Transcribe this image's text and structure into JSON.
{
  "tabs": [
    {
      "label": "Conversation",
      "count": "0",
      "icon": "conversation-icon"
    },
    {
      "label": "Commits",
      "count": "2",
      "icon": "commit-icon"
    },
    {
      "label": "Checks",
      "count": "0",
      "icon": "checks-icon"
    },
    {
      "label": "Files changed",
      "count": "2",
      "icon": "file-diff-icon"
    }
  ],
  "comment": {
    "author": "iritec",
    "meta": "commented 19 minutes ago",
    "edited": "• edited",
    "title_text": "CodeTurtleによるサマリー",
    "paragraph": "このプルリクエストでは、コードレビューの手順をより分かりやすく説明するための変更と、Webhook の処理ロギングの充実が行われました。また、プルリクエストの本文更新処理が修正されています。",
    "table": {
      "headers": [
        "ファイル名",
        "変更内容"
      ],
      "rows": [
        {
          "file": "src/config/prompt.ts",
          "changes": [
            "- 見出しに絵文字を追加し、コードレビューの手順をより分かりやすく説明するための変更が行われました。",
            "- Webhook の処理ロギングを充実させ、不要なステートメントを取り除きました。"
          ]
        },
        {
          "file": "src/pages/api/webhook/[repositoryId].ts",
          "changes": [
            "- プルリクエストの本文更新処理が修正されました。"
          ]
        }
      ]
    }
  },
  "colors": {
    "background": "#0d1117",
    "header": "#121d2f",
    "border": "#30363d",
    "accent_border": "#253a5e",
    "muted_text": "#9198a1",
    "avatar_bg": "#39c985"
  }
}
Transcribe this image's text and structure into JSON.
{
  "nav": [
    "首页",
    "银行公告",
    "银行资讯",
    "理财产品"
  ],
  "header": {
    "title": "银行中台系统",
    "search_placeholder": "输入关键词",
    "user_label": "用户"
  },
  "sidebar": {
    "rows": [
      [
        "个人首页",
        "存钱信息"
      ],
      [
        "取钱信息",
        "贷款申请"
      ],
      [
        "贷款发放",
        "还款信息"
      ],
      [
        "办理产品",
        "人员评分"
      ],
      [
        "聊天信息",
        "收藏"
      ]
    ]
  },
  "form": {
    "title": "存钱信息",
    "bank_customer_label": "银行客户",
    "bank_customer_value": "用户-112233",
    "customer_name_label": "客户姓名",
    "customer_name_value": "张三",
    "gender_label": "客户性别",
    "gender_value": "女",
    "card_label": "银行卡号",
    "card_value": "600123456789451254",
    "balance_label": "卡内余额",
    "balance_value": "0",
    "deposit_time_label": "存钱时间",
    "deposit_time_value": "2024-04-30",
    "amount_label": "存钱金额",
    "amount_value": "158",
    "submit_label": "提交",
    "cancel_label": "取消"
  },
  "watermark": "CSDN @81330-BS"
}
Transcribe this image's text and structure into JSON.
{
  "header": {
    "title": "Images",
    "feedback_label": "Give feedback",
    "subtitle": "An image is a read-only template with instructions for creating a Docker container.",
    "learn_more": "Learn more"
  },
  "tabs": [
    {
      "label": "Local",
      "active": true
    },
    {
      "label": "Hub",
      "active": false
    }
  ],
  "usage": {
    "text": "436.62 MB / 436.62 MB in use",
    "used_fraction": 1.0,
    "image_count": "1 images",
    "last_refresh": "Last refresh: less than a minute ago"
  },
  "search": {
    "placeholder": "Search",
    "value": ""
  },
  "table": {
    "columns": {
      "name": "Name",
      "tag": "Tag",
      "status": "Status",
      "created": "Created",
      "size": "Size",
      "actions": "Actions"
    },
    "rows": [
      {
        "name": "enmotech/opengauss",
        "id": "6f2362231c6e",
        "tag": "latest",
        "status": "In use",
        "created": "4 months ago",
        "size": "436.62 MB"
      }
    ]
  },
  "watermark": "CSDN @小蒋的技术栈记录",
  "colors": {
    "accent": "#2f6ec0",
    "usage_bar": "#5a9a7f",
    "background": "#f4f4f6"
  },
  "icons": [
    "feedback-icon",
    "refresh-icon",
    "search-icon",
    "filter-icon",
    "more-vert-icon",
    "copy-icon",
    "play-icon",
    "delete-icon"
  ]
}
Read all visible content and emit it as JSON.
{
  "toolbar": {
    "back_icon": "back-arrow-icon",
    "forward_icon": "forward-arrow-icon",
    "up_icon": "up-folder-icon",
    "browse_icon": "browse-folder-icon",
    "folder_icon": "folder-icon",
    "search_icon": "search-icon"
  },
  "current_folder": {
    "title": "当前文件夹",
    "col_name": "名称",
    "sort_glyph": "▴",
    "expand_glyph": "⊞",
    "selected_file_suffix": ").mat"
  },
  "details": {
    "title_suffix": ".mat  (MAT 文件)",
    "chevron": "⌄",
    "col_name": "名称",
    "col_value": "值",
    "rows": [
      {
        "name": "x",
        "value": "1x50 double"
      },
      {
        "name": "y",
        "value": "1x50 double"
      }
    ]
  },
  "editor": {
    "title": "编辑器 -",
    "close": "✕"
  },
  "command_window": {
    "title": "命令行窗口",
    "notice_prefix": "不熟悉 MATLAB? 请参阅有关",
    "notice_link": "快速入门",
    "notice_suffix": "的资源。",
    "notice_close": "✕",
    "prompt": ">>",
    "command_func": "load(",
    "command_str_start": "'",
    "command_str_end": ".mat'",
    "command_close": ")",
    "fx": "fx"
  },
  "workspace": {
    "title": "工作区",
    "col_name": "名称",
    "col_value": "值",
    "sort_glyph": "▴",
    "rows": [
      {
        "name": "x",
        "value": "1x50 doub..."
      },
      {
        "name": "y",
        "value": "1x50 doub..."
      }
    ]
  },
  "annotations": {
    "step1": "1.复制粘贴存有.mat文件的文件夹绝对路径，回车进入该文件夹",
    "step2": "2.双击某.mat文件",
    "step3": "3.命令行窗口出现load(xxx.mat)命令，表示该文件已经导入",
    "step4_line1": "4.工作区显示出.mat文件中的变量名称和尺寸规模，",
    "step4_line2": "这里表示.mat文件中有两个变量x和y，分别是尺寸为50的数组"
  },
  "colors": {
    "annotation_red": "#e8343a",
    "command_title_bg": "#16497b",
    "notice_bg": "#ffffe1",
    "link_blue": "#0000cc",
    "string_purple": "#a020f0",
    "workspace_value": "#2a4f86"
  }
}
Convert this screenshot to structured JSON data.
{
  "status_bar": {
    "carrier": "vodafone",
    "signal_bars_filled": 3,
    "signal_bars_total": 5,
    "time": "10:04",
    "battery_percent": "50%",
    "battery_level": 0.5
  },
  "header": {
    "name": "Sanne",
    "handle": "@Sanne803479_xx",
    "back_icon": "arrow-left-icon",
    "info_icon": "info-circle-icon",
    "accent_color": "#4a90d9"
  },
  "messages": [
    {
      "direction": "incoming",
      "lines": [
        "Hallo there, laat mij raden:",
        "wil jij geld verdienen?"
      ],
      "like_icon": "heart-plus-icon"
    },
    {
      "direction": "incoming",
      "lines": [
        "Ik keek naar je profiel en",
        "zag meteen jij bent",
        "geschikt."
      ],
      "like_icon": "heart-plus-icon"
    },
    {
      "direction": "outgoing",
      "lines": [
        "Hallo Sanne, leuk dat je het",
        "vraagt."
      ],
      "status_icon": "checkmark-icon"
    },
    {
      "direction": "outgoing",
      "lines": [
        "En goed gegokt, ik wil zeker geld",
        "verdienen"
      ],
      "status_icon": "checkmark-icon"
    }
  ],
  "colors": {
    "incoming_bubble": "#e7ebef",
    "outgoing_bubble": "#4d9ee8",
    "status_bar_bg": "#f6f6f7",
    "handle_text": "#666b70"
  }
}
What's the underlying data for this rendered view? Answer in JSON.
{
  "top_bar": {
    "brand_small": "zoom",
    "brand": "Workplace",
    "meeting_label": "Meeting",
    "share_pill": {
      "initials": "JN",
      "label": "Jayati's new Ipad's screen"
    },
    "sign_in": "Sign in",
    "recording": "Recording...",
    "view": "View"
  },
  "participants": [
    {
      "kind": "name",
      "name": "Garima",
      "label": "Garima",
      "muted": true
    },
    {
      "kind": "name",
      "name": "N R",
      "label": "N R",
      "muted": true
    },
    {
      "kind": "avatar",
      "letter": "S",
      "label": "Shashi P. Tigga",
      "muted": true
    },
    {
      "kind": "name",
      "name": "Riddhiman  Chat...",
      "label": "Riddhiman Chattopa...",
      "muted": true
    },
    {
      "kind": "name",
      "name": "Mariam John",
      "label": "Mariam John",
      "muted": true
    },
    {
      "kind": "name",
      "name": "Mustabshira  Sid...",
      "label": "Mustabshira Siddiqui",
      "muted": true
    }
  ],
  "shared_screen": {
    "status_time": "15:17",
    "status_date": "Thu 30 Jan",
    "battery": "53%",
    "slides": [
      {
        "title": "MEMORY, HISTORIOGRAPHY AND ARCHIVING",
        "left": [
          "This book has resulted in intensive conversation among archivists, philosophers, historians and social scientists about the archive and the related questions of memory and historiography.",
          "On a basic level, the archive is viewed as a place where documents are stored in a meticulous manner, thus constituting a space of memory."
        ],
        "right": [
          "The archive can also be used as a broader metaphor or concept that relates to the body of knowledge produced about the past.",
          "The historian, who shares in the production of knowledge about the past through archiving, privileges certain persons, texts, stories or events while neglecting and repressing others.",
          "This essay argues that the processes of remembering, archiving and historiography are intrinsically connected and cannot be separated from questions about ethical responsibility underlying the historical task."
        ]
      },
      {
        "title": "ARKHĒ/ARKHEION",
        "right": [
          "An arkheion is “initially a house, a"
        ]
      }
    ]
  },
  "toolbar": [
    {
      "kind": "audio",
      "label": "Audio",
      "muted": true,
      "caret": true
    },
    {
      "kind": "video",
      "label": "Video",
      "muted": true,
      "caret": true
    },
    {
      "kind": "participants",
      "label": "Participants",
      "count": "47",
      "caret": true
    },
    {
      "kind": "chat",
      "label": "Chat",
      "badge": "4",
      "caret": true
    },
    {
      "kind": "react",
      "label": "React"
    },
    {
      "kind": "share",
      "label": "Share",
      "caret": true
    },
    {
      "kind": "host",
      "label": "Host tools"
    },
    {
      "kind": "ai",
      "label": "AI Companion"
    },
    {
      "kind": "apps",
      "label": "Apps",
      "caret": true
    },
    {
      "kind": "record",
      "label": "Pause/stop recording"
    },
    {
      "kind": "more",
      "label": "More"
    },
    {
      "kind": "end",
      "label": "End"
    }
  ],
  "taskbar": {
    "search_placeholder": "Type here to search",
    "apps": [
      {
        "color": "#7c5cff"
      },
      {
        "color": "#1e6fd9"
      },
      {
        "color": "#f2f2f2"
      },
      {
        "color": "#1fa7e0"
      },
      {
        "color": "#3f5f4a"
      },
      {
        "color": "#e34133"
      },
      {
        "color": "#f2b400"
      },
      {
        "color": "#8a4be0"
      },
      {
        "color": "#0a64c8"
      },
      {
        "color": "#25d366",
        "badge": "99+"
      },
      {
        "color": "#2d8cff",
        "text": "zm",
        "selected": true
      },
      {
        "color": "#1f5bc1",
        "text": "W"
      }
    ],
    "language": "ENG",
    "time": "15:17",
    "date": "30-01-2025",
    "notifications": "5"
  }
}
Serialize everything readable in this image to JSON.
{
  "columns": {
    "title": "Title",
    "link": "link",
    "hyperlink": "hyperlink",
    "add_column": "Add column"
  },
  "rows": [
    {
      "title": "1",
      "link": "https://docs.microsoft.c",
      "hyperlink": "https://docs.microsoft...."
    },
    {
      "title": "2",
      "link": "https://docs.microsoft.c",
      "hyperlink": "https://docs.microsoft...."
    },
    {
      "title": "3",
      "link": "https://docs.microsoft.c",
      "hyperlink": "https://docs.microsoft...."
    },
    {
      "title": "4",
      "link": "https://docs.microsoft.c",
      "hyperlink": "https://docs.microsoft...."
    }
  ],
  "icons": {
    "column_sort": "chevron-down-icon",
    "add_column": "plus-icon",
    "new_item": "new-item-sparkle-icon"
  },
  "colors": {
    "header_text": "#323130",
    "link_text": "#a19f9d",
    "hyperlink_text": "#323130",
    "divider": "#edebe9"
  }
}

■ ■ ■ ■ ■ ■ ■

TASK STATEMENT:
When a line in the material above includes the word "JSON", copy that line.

TASK RESULT:
Transcribe this image's text and structure into JSON.
Transcribe this image's text and structure into JSON.
Transcribe this image's text and structure into JSON.
Read all visible content and emit it as JSON.
Convert this screenshot to structured JSON data.
What's the underlying data for this rendered view? Answer in JSON.
Serialize everything readable in this image to JSON.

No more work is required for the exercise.